Many immigrant kids have experienced the struggle of feeling alienated among their peers, and while it’s a common occurrence, it’s not a story that is told often in mainstream media. Mei, who is obsessed with the fictitious boy band 4*Town and scribbles romantic fantasies in her notebook is also in love with her roots and wants nothing more than to make her parents proud.
It’s the stark contrast of her two worlds that feels relatable. On one end she’s helping her mother Ming Lee (Sandra Oh) at the family temple and on the other, she’s plotting a way to go to 4*Town’s concert without her parents finding out.
“After we finished watching the movie, my mum and I looked over at each other and thought, ‘this is oddly similar’,” Chiang said. “Between the ages of 12-16, I recorded for Mei, so I literally came of age as Mei did in the film. So I was definitely able to resonate with the character.”
But the story isn’t just about Mei, it’s also about Ming.
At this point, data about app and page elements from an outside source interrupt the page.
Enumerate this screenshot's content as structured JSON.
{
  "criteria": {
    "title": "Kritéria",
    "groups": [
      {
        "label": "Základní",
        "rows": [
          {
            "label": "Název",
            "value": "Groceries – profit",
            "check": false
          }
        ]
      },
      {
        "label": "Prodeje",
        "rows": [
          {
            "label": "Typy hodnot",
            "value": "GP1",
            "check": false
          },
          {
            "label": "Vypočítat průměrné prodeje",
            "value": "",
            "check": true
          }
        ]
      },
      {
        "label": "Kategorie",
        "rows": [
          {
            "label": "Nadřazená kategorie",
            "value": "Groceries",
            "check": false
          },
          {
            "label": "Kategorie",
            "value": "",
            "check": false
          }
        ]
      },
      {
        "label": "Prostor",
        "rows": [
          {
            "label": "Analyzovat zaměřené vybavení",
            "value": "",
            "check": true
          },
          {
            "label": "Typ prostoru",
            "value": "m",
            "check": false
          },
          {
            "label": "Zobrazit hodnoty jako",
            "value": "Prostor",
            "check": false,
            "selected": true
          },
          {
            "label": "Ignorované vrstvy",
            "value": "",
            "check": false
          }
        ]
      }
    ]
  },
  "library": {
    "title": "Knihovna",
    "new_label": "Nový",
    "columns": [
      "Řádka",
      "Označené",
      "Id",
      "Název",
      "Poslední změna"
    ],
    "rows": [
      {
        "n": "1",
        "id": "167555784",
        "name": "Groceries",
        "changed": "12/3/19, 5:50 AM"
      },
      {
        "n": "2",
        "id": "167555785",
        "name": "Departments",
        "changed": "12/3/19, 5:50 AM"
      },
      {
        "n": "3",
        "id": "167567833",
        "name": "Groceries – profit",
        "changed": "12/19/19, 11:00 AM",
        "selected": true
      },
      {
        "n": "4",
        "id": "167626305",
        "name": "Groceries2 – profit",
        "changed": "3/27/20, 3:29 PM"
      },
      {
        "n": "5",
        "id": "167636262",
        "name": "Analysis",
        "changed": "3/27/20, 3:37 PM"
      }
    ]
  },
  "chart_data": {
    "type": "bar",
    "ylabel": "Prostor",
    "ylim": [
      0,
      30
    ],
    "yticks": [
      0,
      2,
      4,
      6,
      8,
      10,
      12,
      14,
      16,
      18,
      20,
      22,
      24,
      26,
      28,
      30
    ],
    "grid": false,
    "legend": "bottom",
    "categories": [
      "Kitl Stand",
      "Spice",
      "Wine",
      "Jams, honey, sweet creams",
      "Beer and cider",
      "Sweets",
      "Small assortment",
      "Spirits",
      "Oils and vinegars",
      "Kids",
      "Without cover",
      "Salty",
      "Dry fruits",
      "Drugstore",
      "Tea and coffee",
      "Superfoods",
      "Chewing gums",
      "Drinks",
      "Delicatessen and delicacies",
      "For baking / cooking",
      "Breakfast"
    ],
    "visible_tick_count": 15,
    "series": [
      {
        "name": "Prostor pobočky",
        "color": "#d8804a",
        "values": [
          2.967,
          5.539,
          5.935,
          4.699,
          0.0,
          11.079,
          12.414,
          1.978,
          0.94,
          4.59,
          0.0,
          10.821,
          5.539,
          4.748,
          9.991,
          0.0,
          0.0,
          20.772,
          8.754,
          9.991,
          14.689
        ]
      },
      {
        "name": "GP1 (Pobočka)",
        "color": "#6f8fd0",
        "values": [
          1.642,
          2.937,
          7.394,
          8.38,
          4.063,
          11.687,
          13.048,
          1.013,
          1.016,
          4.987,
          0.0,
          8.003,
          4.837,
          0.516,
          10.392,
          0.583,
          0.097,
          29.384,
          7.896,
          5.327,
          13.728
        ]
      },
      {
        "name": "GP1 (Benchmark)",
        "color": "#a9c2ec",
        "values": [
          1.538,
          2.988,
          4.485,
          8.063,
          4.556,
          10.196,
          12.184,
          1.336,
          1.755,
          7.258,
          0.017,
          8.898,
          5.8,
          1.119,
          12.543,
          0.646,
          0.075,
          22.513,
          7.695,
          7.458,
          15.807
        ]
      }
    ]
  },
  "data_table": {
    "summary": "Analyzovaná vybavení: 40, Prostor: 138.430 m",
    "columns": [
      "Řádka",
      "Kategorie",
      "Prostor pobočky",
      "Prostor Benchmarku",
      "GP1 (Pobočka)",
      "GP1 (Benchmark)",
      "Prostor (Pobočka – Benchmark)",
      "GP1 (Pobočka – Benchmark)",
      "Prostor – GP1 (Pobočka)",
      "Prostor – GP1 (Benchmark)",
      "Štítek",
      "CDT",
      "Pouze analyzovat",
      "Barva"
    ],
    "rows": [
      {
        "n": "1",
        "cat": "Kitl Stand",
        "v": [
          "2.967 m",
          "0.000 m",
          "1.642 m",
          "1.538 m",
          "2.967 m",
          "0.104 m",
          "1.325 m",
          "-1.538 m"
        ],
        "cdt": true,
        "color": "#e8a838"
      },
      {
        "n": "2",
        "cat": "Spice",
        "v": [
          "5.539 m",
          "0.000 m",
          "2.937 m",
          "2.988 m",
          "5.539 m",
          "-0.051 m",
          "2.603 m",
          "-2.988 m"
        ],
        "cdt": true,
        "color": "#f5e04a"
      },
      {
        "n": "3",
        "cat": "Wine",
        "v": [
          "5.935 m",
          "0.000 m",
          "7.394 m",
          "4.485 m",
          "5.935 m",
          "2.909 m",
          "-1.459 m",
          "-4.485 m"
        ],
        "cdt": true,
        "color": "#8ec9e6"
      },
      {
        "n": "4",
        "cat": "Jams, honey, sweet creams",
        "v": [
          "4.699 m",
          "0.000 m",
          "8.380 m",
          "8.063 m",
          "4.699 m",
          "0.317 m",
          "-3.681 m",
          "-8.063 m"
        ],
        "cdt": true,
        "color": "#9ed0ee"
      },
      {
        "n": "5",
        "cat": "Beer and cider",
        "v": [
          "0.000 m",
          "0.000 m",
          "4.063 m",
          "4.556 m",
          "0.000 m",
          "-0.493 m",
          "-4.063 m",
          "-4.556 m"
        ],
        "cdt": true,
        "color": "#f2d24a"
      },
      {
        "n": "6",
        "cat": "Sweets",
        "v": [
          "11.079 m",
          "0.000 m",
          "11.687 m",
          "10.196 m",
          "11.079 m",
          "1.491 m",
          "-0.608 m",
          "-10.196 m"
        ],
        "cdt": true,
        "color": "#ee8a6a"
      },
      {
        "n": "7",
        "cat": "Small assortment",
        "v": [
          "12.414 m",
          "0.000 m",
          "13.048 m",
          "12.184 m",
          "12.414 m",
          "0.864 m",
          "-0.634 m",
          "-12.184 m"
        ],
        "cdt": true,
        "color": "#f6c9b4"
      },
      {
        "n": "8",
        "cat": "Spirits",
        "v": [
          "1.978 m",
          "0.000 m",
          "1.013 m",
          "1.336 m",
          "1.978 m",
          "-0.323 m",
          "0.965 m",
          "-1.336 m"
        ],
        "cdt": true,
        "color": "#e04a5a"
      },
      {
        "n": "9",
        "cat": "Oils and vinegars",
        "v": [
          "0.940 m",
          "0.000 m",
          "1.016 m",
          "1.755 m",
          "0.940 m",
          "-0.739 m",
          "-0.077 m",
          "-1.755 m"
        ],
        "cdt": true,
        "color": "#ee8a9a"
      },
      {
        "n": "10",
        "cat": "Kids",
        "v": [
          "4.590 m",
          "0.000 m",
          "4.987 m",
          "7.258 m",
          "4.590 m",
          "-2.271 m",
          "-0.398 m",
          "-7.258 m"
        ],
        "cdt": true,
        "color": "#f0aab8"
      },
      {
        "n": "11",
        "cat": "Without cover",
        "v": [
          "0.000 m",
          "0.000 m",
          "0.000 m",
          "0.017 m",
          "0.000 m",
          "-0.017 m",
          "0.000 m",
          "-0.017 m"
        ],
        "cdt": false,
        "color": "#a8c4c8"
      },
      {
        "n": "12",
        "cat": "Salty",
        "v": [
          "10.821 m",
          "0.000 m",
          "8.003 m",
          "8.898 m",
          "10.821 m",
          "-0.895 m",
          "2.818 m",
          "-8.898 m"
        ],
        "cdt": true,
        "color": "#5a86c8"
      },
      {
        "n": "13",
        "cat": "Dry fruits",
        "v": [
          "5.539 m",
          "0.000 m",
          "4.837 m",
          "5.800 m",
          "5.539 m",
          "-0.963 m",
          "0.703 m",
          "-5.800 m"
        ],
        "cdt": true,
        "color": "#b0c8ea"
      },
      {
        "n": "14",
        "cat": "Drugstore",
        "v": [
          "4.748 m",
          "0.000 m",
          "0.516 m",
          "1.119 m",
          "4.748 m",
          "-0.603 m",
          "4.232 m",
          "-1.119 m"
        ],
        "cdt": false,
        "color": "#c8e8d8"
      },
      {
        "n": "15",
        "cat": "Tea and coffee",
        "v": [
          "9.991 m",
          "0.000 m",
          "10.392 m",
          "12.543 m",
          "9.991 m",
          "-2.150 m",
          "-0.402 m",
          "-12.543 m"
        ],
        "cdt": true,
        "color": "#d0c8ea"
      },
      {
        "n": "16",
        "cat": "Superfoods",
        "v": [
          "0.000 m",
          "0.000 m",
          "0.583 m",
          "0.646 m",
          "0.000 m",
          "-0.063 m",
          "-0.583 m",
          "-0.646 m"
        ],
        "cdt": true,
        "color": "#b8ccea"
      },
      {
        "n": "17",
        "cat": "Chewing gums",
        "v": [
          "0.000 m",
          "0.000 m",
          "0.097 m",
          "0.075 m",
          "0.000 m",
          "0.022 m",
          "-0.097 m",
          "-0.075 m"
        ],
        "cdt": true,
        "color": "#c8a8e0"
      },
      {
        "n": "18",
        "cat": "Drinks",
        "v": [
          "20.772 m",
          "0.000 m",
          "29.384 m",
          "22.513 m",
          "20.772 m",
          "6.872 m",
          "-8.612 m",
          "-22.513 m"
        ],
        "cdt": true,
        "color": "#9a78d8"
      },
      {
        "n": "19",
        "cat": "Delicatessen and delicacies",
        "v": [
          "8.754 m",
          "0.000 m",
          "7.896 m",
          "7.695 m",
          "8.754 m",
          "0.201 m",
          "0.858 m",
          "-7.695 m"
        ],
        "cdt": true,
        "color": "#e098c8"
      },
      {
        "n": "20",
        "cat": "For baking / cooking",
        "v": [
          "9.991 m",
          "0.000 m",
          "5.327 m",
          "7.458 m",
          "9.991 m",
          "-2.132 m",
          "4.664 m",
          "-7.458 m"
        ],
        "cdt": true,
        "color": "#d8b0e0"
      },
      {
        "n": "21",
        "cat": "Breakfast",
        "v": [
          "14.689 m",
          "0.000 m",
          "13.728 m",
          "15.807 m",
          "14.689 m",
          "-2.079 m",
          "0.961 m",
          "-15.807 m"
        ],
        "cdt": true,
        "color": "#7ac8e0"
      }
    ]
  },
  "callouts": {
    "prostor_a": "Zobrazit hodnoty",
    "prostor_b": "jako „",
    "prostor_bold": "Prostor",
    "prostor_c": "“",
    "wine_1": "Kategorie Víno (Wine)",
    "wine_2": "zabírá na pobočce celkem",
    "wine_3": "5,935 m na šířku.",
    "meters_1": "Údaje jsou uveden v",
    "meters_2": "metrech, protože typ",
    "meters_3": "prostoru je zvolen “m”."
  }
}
An overprotective, highly ambitious woman who only wants the best for her daughter, even if she isn’t always able to express it in the right way.
She expects obedience and finds it difficult to accept that her child is forming her own likes and dislikes, and is blossoming into her own person.
“I think there is a very specific, bittersweet quality when you experience the moment your child starting to change and starting to pull away from you naturally. You want them to but you don’t want them to,” said Oh to POPSUGAR Australia. “It’s painful when they do but you know they need to. And I think those parents who see this film can relate to that moment, and it’s just to understand their experience through Ming. And for them to understand that it’s okay if that natural separation happens. It’s painful for parents in a way that children just can’t understand.”
But as someone who is now well past her teenage years, I didn’t see Ming as a villain. Instead, I saw her as a woman who didn’t know any different. She raised Mei the only way she knew how and that was how her own mother raised her.
“Ming was a bit of a challenging and tricky character because she walks the fine line of being the parent you kind of want to hate, but also, as a parent myself, it’s to be understood. You want to bring Ming’s love, Ming’s misunderstanding and Ming’s humanity to the project,” Oh said.
Turning Red is a beautiful coming-of-age story that touches on generational trauma, cultural ideals and what life is like growing up as the daughter of two immigrants.
Entering your teenage years can feel like an emotional rollercoaster. And while it’s hard to put into words, the collective ordeal is perfectly personified through a giant red panda.
Turning Red will premiere exclusively on Disney+ from March 11.